Provided data:
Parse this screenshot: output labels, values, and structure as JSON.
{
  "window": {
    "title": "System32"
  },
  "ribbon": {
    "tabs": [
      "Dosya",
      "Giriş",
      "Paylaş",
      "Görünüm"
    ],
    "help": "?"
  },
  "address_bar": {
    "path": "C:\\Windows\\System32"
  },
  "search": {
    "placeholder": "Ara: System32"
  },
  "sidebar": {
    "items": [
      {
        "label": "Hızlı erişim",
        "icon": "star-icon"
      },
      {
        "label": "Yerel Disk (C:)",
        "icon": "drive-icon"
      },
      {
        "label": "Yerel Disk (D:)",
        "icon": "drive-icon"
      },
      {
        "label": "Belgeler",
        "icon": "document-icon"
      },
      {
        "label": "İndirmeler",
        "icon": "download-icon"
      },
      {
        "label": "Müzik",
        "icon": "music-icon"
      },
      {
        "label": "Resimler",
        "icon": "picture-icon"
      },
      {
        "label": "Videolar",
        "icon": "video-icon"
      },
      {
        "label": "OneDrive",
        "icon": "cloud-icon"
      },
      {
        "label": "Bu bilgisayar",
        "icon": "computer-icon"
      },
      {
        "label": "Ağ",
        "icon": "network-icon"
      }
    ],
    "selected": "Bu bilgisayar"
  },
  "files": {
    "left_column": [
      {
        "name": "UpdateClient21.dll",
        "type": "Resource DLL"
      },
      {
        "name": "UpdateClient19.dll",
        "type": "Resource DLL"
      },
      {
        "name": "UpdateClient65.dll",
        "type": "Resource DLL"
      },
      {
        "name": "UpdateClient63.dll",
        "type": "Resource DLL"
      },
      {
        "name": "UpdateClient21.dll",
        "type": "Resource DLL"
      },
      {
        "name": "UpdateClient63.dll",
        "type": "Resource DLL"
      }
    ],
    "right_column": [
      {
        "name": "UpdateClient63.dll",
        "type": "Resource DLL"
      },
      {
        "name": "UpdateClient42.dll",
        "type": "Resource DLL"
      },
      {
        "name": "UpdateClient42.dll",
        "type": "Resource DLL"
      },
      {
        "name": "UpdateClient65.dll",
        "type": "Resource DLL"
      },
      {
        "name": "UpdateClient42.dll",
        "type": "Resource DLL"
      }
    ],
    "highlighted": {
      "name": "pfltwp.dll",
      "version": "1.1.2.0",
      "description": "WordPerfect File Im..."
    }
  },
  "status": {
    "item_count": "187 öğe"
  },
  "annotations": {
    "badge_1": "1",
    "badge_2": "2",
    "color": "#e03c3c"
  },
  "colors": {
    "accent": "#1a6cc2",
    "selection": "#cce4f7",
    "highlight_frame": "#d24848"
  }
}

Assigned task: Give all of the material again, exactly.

Your solution:
Parse this screenshot: output labels, values, and structure as JSON.
{
  "window": {
    "title": "System32"
  },
  "ribbon": {
    "tabs": [
      "Dosya",
      "Giriş",
      "Paylaş",
      "Görünüm"
    ],
    "help": "?"
  },
  "address_bar": {
    "path": "C:\\Windows\\System32"
  },
  "search": {
    "placeholder": "Ara: System32"
  },
  "sidebar": {
    "items": [
      {
        "label": "Hızlı erişim",
        "icon": "star-icon"
      },
      {
        "label": "Yerel Disk (C:)",
        "icon": "drive-icon"
      },
      {
        "label": "Yerel Disk (D:)",
        "icon": "drive-icon"
      },
      {
        "label": "Belgeler",
        "icon": "document-icon"
      },
      {
        "label": "İndirmeler",
        "icon": "download-icon"
      },
      {
        "label": "Müzik",
        "icon": "music-icon"
      },
      {
        "label": "Resimler",
        "icon": "picture-icon"
      },
      {
        "label": "Videolar",
        "icon": "video-icon"
      },
      {
        "label": "OneDrive",
        "icon": "cloud-icon"
      },
      {
        "label": "Bu bilgisayar",
        "icon": "computer-icon"
      },
      {
        "label": "Ağ",
        "icon": "network-icon"
      }
    ],
    "selected": "Bu bilgisayar"
  },
  "files": {
    "left_column": [
      {
        "name": "UpdateClient21.dll",
        "type": "Resource DLL"
      },
      {
        "name": "UpdateClient19.dll",
        "type": "Resource DLL"
      },
      {
        "name": "UpdateClient65.dll",
        "type": "Resource DLL"
      },
      {
        "name": "UpdateClient63.dll",
        "type": "Resource DLL"
      },
      {
        "name": "UpdateClient21.dll",
        "type": "Resource DLL"
      },
      {
        "name": "UpdateClient63.dll",
        "type": "Resource DLL"
      }
    ],
    "right_column": [
      {
        "name": "UpdateClient63.dll",
        "type": "Resource DLL"
      },
      {
        "name": "UpdateClient42.dll",
        "type": "Resource DLL"
      },
      {
        "name": "UpdateClient42.dll",
        "type": "Resource DLL"
      },
      {
        "name": "UpdateClient65.dll",
        "type": "Resource DLL"
      },
      {
        "name": "UpdateClient42.dll",
        "type": "Resource DLL"
      }
    ],
    "highlighted": {
      "name": "pfltwp.dll",
      "version": "1.1.2.0",
      "description": "WordPerfect File Im..."
    }
  },
  "status": {
    "item_count": "187 öğe"
  },
  "annotations": {
    "badge_1": "1",
    "badge_2": "2",
    "color": "#e03c3c"
  },
  "colors": {
    "accent": "#1a6cc2",
    "selection": "#cce4f7",
    "highlight_frame": "#d24848"
  }
}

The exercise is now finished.